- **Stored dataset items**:
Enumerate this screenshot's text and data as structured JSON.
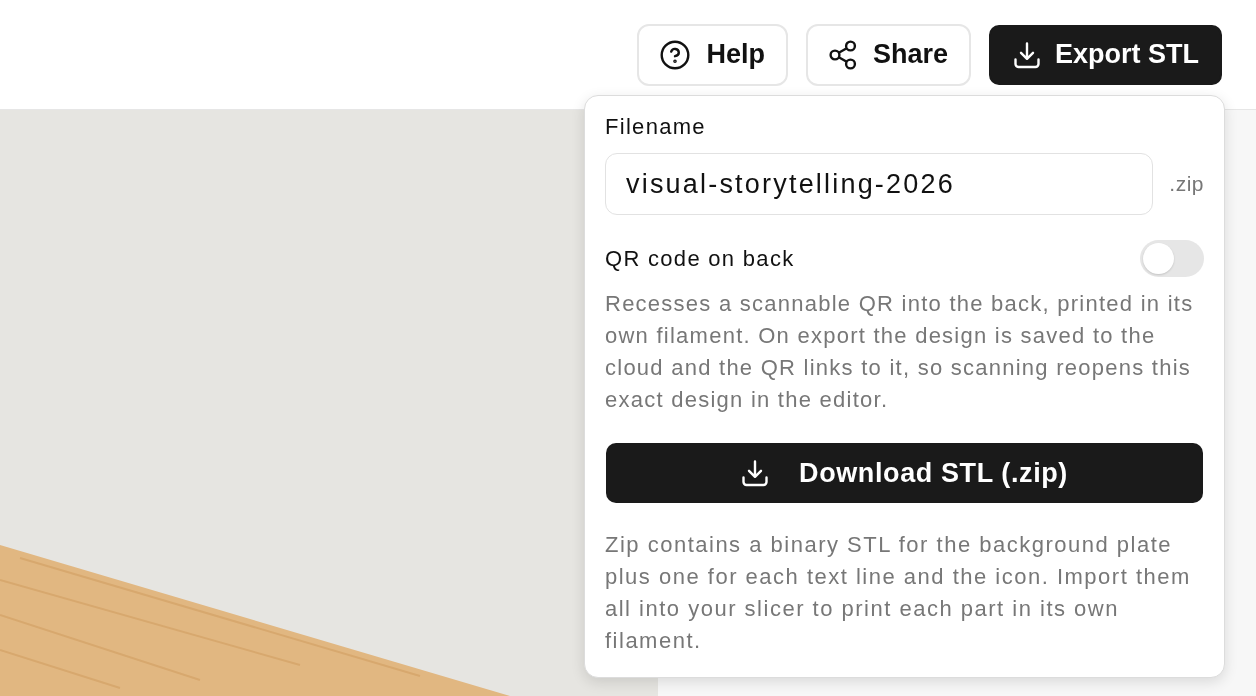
{
  "header": {
    "buttons": [
      {
        "label": "Help",
        "kind": "help"
      },
      {
        "label": "Share",
        "kind": "share"
      },
      {
        "label": "Export STL",
        "kind": "export"
      }
    ]
  },
  "export_panel": {
    "filename": {
      "label": "Filename",
      "value": "visual-storytelling-2026",
      "suffix": ".zip"
    },
    "qr_code": {
      "label": "QR code on back",
      "on": false,
      "description": "Recesses a scannable QR into the back, printed in its own filament. On export the design is saved to the cloud and the QR links to it, so scanning reopens this exact design in the editor."
    },
    "download_button": {
      "label": "Download STL (.zip)"
    },
    "note": "Zip contains a binary STL for the background plate plus one for each text line and the icon. Import them all into your slicer to print each part in its own filament."
  }
}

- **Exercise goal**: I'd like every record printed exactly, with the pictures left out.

- **Written response**:
Enumerate this screenshot's text and data as structured JSON.
{
  "header": {
    "buttons": [
      {
        "label": "Help",
        "kind": "help"
      },
      {
        "label": "Share",
        "kind": "share"
      },
      {
        "label": "Export STL",
        "kind": "export"
      }
    ]
  },
  "export_panel": {
    "filename": {
      "label": "Filename",
      "value": "visual-storytelling-2026",
      "suffix": ".zip"
    },
    "qr_code": {
      "label": "QR code on back",
      "on": false,
      "description": "Recesses a scannable QR into the back, printed in its own filament. On export the design is saved to the cloud and the QR links to it, so scanning reopens this exact design in the editor."
    },
    "download_button": {
      "label": "Download STL (.zip)"
    },
    "note": "Zip contains a binary STL for the background plate plus one for each text line and the icon. Import them all into your slicer to print each part in its own filament."
  }
}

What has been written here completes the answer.